# TASK REQUIREMENTS
Which lines below contain the word "Import"? Copy each one.
=== Section Start ===
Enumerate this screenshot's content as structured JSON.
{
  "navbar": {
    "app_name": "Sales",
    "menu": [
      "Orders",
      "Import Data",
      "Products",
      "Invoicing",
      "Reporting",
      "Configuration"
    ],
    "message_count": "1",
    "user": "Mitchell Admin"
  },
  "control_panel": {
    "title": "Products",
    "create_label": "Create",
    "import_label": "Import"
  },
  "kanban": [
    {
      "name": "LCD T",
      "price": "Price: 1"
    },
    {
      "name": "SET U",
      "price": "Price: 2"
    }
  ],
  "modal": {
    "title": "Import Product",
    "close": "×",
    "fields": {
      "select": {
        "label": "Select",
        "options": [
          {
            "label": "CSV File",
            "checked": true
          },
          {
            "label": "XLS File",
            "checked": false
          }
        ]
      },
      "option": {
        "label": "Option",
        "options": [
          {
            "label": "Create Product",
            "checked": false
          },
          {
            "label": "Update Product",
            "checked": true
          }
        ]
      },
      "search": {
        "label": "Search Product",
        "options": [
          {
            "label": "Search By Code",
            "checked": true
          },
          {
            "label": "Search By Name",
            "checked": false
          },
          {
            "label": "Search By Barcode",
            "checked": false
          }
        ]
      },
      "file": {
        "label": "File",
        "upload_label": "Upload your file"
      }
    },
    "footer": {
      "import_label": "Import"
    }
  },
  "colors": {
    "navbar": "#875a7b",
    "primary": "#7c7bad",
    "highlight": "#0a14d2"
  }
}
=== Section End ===
# EXERCISE RESPONSE
      "Import Data",
    "import_label": "Import"
    "title": "Import Product",
      "import_label": "Import"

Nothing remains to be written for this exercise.